### YOUR GOAL
Among the lines below, tally those holding the string "icon" and give the total only.

[Entries from a dataset of interfaces]
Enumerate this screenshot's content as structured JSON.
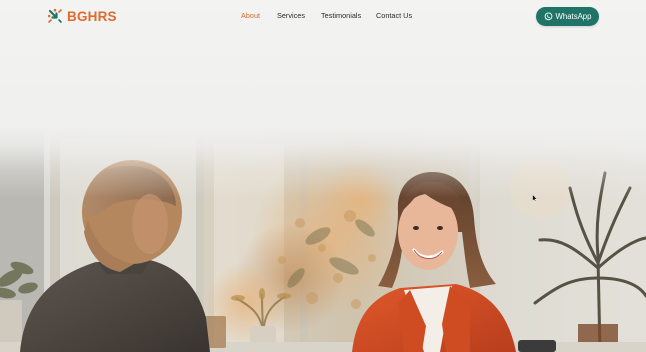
{
  "brand": {
    "name": "BGHRS",
    "color": "#e06a2c",
    "icon": "arrow-burst-logo-icon"
  },
  "nav": {
    "items": [
      {
        "label": "About",
        "active": true
      },
      {
        "label": "Services",
        "active": false
      },
      {
        "label": "Testimonials",
        "active": false
      },
      {
        "label": "Contact Us",
        "active": false
      }
    ],
    "active_color": "#d76b2c"
  },
  "cta": {
    "label": "WhatsApp",
    "icon": "whatsapp-icon",
    "color": "#1f7467"
  },
  "hero": {
    "image": "business-meeting-photo"
  }
}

### PROBLEM SOLUTION
2